The Concept of Aging and Why We Lose Muscle Mass When We Age

Scientists investigating gut bacteria have found that the gut bacteria metabolite, UrolithinA holds significant promise of muscle recovery in aging adults. The researchers suggest that UrolithinA supplements would benefit people who are unable to get enough exercise due to poor muscle health or illness.

But, why does muscles grow weak when we age?
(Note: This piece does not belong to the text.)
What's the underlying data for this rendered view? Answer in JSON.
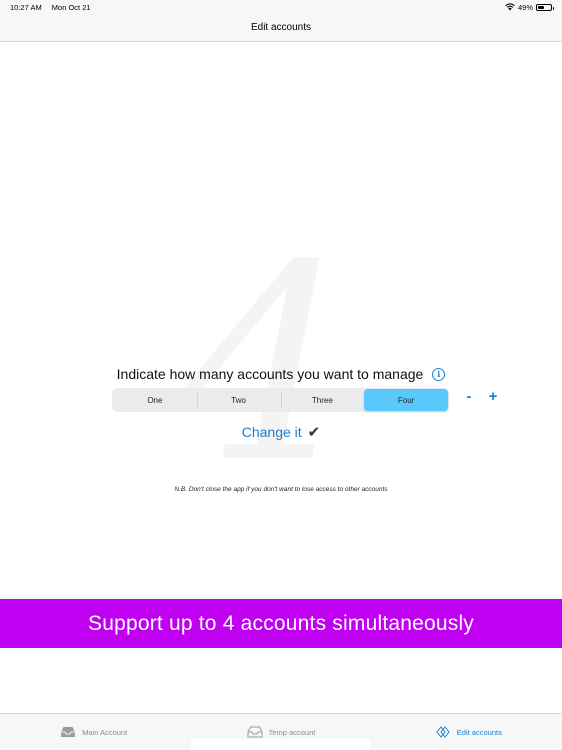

As people grow older, they tend to lose muscle mass, strength and endurance. Aging cells progressively lose their capacity for mitophagy; the breakdown and recycling of faulty mitochondria. In skeletal muscle, decreased performance and increased fatigue are associated with a decline in the efficiency of mitochondria, which are the “batteries” or “power stations” of cells. According to Professor David Marcinek, a professor of radiology at the University Of Washington School Of Medicine in Seattle, failing mitochondria is one way that muscles become less functional as we age.

UrolithinA to the Rescue

Naturally occurring UrolithinA supports mitochondria rejuvenation. Previous studies show that UrolithinA can stimulate mitophagy and improve muscle function in aging animals and models of muscular dystrophy. Naturally occurring UrolithinA is produced by bacteria in the gut when they breakdown the polyphenols found in pomegranates, berries and nuts. But because this may not be in sufficient quantity in some adults, UrolithinA supplements may provide an alternative way to stimulate mitophagy in older people and help them maintain their strength and endurance as they age.

Physical Therapy as a method for Strength Building

Wondering how physical therapy can help you retain youthful strength and muscle recovery, call Jason Ferine Physical Therapy at 424-365-2083 to schedule an evaluation. At Jason Ferine Physical Therapy, we are firm believers in the healing power of human touch and we focus our treatments around hands-on manual therapy, strength training, yoga, exercise, and acupuncture.

 

Jason Ferine Physical Therapy

2300 Westwood Blvd, Ste. 100
Los Angeles, CA 90064
Tel: 424-365-2083
Fax: 310-943-3532

Email: jfptoffice@gmail.com or jasonferinept@gmail.com